Task prompt – Each record below needs to be set down again exactly.

Source information –
____

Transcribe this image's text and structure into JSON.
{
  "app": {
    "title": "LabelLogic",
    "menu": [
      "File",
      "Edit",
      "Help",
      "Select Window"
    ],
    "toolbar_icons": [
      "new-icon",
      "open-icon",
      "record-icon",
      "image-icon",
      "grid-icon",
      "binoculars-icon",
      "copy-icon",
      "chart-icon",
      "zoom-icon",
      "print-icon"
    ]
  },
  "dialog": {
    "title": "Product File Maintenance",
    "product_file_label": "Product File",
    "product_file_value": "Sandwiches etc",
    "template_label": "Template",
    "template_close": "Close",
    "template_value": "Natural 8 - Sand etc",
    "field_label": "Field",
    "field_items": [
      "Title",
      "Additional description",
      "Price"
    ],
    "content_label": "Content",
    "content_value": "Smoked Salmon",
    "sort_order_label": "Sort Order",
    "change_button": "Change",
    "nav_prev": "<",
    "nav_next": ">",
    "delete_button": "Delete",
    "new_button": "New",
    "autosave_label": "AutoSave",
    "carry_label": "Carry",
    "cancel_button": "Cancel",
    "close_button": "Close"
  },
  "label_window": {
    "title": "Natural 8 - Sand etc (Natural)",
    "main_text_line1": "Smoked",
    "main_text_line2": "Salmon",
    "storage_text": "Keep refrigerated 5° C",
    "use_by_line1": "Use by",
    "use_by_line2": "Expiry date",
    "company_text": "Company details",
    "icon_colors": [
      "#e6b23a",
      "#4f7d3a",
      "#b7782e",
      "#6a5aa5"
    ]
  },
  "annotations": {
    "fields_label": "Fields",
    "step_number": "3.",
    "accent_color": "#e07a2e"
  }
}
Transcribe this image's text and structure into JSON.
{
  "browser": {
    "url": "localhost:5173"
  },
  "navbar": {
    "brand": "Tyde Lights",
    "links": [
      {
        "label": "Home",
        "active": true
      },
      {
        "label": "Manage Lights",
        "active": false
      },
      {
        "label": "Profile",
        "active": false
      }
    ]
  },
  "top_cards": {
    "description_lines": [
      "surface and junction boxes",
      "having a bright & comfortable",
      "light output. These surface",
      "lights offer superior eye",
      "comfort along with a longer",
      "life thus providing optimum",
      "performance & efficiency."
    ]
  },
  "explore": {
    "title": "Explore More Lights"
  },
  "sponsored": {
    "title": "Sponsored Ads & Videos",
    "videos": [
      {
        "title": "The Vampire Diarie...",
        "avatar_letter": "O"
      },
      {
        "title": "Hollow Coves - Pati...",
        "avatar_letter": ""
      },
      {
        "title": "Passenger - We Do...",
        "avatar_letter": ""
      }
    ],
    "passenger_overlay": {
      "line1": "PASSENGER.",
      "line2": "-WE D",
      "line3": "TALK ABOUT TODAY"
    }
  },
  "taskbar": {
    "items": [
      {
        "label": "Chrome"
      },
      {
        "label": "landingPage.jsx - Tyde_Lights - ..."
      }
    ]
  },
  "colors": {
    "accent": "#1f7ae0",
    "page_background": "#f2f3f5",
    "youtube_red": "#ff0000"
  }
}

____

Response to the task –
Transcribe this image's text and structure into JSON.
{
  "app": {
    "title": "LabelLogic",
    "menu": [
      "File",
      "Edit",
      "Help",
      "Select Window"
    ],
    "toolbar_icons": [
      "new-icon",
      "open-icon",
      "record-icon",
      "image-icon",
      "grid-icon",
      "binoculars-icon",
      "copy-icon",
      "chart-icon",
      "zoom-icon",
      "print-icon"
    ]
  },
  "dialog": {
    "title": "Product File Maintenance",
    "product_file_label": "Product File",
    "product_file_value": "Sandwiches etc",
    "template_label": "Template",
    "template_close": "Close",
    "template_value": "Natural 8 - Sand etc",
    "field_label": "Field",
    "field_items": [
      "Title",
      "Additional description",
      "Price"
    ],
    "content_label": "Content",
    "content_value": "Smoked Salmon",
    "sort_order_label": "Sort Order",
    "change_button": "Change",
    "nav_prev": "<",
    "nav_next": ">",
    "delete_button": "Delete",
    "new_button": "New",
    "autosave_label": "AutoSave",
    "carry_label": "Carry",
    "cancel_button": "Cancel",
    "close_button": "Close"
  },
  "label_window": {
    "title": "Natural 8 - Sand etc (Natural)",
    "main_text_line1": "Smoked",
    "main_text_line2": "Salmon",
    "storage_text": "Keep refrigerated 5° C",
    "use_by_line1": "Use by",
    "use_by_line2": "Expiry date",
    "company_text": "Company details",
    "icon_colors": [
      "#e6b23a",
      "#4f7d3a",
      "#b7782e",
      "#6a5aa5"
    ]
  },
  "annotations": {
    "fields_label": "Fields",
    "step_number": "3.",
    "accent_color": "#e07a2e"
  }
}
Transcribe this image's text and structure into JSON.
{
  "browser": {
    "url": "localhost:5173"
  },
  "navbar": {
    "brand": "Tyde Lights",
    "links": [
      {
        "label": "Home",
        "active": true
      },
      {
        "label": "Manage Lights",
        "active": false
      },
      {
        "label": "Profile",
        "active": false
      }
    ]
  },
  "top_cards": {
    "description_lines": [
      "surface and junction boxes",
      "having a bright & comfortable",
      "light output. These surface",
      "lights offer superior eye",
      "comfort along with a longer",
      "life thus providing optimum",
      "performance & efficiency."
    ]
  },
  "explore": {
    "title": "Explore More Lights"
  },
  "sponsored": {
    "title": "Sponsored Ads & Videos",
    "videos": [
      {
        "title": "The Vampire Diarie...",
        "avatar_letter": "O"
      },
      {
        "title": "Hollow Coves - Pati...",
        "avatar_letter": ""
      },
      {
        "title": "Passenger - We Do...",
        "avatar_letter": ""
      }
    ],
    "passenger_overlay": {
      "line1": "PASSENGER.",
      "line2": "-WE D",
      "line3": "TALK ABOUT TODAY"
    }
  },
  "taskbar": {
    "items": [
      {
        "label": "Chrome"
      },
      {
        "label": "landingPage.jsx - Tyde_Lights - ..."
      }
    ]
  },
  "colors": {
    "accent": "#1f7ae0",
    "page_background": "#f2f3f5",
    "youtube_red": "#ff0000"
  }
}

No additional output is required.